== TASK BRIEF ==
Tally the lines in the records below that contain "title" and return only the result.

== SOURCE MATERIAL ==
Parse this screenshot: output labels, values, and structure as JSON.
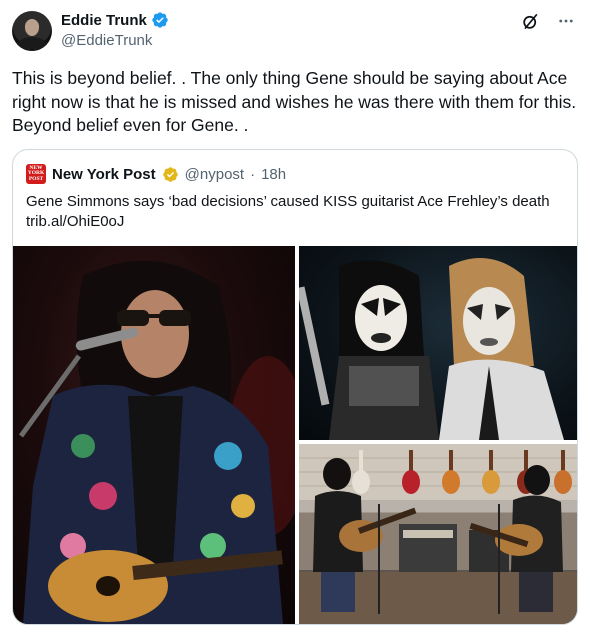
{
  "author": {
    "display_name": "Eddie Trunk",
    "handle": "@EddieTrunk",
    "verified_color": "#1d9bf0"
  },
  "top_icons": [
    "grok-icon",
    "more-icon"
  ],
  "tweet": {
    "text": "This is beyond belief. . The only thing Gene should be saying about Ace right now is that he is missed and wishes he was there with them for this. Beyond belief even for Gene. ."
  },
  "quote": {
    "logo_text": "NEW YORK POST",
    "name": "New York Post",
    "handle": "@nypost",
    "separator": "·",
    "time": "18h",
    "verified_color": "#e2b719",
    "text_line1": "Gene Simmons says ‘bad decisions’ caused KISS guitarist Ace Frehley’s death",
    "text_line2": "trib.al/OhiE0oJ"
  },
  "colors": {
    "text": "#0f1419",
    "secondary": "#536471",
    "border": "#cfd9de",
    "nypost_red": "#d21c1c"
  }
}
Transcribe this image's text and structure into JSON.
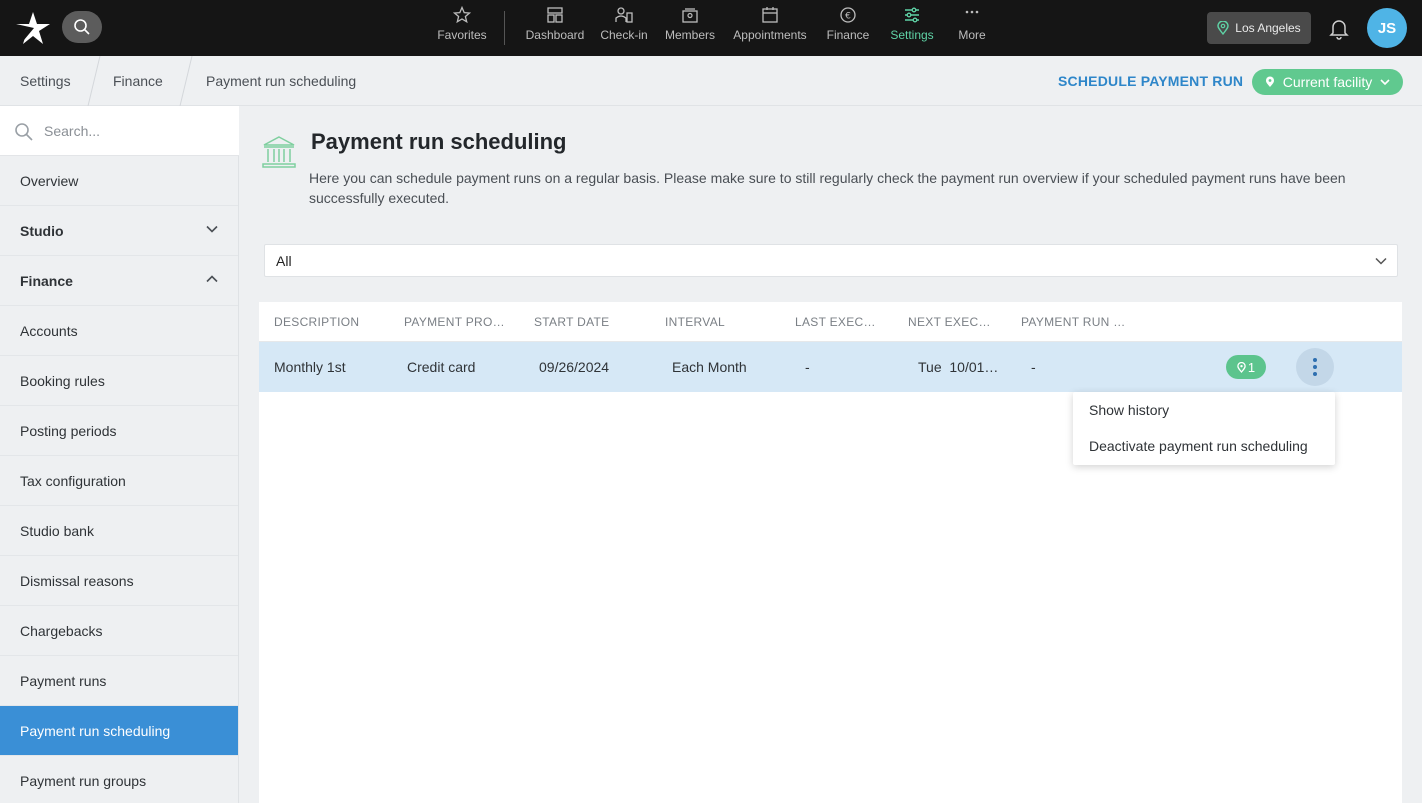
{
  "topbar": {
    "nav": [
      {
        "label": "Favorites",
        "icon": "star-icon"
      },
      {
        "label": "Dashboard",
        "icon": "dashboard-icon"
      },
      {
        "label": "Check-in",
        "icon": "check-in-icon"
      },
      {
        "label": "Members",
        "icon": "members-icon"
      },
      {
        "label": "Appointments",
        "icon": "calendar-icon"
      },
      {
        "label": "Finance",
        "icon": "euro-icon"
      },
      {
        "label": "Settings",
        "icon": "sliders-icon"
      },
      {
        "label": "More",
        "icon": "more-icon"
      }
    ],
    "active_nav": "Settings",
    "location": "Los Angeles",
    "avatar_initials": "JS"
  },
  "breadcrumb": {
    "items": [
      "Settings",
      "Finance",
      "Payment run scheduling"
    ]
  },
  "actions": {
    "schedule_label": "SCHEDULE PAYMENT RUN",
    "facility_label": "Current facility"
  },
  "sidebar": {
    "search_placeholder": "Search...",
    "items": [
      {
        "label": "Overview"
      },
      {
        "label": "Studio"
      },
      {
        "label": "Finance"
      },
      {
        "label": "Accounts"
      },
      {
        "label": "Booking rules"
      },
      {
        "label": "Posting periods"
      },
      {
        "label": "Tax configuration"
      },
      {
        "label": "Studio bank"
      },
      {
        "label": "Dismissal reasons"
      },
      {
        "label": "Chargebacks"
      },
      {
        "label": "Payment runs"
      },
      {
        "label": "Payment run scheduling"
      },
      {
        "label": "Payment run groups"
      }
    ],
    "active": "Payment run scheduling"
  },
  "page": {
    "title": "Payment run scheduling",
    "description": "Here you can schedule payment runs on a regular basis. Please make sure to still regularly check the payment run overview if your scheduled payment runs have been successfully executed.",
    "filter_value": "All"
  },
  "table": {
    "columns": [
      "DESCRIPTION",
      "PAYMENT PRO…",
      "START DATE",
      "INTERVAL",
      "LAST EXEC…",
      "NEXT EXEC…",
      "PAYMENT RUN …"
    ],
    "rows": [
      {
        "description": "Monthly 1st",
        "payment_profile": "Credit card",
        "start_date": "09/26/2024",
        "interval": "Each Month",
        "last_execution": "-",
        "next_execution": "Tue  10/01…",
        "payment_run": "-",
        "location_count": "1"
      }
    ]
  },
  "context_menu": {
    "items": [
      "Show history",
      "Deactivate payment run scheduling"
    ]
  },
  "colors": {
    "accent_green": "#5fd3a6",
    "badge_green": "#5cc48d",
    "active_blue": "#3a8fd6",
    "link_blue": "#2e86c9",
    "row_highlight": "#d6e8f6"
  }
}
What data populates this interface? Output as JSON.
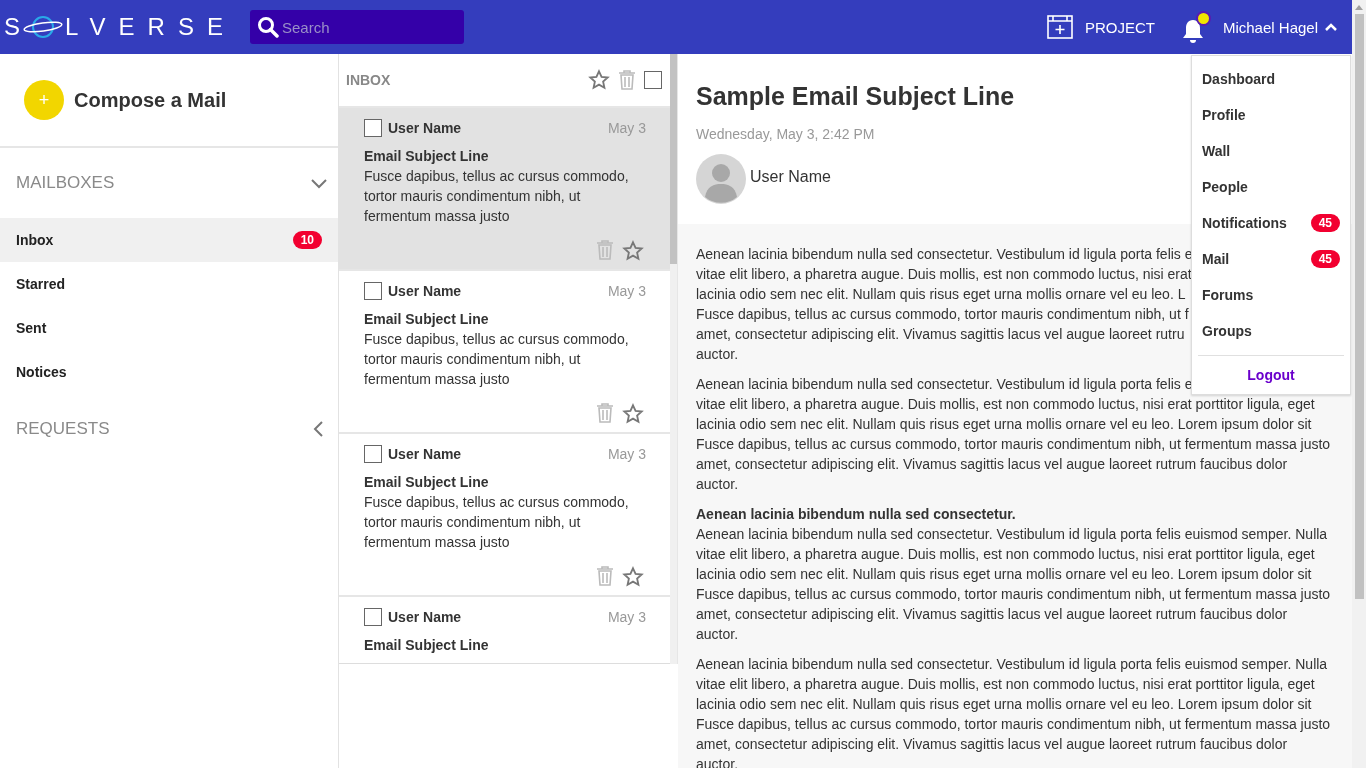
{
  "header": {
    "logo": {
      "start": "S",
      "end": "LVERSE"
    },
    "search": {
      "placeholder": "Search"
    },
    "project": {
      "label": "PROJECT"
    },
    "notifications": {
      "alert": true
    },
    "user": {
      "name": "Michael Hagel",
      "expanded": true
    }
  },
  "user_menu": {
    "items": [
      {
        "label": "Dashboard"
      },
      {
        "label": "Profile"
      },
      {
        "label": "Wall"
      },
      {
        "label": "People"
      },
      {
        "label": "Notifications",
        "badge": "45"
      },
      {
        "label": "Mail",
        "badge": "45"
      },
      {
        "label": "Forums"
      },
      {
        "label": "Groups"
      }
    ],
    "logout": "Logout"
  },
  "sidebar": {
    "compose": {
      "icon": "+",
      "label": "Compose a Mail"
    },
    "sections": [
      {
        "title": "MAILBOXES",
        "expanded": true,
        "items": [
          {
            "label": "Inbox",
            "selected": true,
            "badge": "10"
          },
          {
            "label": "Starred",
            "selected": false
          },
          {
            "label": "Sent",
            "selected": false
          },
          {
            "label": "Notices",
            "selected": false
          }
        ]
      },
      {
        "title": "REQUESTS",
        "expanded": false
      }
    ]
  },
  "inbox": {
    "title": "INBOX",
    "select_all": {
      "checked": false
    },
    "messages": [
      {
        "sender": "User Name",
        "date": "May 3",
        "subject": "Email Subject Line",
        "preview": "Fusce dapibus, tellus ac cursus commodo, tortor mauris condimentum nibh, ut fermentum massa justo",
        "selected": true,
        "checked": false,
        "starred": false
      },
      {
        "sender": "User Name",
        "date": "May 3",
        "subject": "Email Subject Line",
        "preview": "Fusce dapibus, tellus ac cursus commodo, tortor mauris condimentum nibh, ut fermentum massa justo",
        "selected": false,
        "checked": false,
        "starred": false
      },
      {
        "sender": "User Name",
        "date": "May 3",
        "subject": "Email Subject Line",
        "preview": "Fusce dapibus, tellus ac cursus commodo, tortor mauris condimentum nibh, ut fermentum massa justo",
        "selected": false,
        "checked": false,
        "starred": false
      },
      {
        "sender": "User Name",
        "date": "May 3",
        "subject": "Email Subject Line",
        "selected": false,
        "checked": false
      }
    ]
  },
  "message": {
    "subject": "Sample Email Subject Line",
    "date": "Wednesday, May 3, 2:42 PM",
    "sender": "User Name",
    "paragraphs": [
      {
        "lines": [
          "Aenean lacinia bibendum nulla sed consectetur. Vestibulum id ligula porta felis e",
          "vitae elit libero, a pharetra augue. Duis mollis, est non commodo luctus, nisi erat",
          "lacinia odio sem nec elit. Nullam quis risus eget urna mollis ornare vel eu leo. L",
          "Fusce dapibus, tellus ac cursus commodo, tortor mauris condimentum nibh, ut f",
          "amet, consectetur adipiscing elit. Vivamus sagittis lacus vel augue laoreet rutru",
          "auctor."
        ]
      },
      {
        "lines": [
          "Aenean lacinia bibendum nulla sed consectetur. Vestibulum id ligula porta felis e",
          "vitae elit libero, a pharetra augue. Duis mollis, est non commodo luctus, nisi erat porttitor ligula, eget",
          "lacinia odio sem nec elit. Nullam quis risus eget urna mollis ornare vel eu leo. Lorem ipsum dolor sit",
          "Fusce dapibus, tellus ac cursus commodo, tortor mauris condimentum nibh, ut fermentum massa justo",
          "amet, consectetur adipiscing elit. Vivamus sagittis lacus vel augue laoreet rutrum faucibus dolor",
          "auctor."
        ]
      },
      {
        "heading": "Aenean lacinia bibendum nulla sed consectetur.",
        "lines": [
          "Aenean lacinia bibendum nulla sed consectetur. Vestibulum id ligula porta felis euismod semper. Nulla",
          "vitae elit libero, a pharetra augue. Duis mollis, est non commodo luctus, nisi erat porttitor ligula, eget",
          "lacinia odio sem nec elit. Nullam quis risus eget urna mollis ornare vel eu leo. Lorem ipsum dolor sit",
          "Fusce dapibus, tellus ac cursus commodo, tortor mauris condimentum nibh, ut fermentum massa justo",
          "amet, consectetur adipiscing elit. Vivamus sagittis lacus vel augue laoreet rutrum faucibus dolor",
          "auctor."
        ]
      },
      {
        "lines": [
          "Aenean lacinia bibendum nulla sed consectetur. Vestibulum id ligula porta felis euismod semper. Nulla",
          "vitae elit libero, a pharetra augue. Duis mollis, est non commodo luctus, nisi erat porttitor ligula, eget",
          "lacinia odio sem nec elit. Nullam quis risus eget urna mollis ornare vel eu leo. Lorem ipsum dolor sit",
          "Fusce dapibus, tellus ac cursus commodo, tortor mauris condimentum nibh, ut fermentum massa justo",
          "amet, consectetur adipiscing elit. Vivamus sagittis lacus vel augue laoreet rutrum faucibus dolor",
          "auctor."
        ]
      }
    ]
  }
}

== EXERCISE SOLUTION ==
4